Yes, for a claim to be reopened, you must file an Application to Reopen with the assistance of a physician and identify one or more objective medical findings of a worsened condition or identify a new condition that is related to the industrial injury or disease.
You cannot sue your employer for negligence. Workers' Compensation is a "no-fault" system which means workers do not have to prove their employer was negligent and workers have a right to benefits even if they are at fault or caused their own injury. In exchange for not having to prove negligence, workers' compensation is the exclusive remedy and employers are immune from a lawsuit, except in a situation where the employer intentially caused injury to a worker.
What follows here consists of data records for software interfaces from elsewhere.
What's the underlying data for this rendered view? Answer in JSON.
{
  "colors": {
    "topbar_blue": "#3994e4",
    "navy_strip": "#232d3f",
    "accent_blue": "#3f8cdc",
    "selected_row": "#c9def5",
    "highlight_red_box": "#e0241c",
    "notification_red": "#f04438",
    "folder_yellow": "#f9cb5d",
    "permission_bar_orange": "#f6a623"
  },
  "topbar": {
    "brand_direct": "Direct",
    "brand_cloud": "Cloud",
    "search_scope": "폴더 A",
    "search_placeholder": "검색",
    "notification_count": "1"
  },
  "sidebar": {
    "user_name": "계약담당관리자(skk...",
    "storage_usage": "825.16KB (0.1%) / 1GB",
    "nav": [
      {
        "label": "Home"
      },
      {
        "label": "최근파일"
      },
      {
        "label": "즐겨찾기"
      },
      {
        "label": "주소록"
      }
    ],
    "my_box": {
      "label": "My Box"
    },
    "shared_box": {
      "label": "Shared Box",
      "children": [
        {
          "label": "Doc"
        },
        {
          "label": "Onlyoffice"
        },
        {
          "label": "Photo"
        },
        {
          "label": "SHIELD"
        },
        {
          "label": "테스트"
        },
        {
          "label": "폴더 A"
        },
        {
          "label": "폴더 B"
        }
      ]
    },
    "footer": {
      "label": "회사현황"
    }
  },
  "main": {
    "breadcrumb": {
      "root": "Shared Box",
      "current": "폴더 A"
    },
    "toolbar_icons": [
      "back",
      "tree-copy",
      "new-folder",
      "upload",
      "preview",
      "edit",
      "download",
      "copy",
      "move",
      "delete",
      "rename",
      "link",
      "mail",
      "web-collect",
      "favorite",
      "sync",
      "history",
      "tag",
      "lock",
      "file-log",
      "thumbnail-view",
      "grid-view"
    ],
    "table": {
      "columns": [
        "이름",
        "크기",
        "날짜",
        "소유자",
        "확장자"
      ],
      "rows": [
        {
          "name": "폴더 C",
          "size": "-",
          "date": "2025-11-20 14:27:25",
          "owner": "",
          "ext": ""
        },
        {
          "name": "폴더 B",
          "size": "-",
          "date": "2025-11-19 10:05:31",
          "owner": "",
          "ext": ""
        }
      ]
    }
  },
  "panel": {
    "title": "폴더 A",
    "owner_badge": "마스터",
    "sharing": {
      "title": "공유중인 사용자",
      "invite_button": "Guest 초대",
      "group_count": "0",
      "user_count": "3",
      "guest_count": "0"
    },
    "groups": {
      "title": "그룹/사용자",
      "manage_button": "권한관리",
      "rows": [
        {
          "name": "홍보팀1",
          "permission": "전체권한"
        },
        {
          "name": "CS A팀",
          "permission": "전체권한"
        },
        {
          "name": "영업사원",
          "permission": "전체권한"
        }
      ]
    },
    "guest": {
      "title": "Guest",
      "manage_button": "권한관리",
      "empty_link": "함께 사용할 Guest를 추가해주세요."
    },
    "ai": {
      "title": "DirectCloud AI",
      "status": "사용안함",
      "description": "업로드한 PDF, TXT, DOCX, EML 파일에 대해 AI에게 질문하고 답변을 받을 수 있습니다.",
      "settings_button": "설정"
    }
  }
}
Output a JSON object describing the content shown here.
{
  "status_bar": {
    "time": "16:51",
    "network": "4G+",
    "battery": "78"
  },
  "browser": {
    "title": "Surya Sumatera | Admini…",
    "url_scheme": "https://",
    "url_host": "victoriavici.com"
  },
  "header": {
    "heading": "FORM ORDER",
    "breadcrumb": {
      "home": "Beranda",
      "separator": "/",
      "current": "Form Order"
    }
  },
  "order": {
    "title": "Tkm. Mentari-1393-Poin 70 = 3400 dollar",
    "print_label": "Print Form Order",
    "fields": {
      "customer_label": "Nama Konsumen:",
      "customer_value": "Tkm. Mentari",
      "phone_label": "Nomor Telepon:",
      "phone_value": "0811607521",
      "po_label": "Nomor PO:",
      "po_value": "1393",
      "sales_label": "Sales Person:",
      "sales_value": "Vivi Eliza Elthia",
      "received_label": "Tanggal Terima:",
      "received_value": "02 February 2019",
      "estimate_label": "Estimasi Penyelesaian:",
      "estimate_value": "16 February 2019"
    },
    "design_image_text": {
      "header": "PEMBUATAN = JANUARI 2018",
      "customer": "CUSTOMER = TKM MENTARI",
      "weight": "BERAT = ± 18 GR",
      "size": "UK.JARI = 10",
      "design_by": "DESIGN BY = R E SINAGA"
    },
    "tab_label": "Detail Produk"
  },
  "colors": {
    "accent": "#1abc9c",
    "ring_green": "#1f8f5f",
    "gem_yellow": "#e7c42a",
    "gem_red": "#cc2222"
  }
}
You can sue for negligence if your injuries were caused by the actions of a third-party. A worker can receive Workers' Compensation benefits while pursuing the third-party personal injury claim. Any lawsuit against a third-party must be brought within the applicable statute of limitations. The Department and/or self-insured employer will have a lien on any third-party recovery.
In Washington, all workers injured or disabled while in the course of employment are covered. This includes full-time, part-time, seasonal, sporadic and temporary workers. And, you are eligible to file for Workers' Compensation benefits regardless of whether you are a U.S. citizen, your employer is not insured for Workers' Compensation, your employer has gone out of business or your employer says you are not eligible.
The answer is usually yes. The Department and self-insured employers have a right to request you attend such examinations at reasonable intervals of time. If you refuse to go, the Department may find you non-cooperative and terminate your benefits.
Typically attorneys are paid on a contingent fee basis for a percentage of benefits secured. Attorneys fees are legally capped at 30% fee for work at the Department level.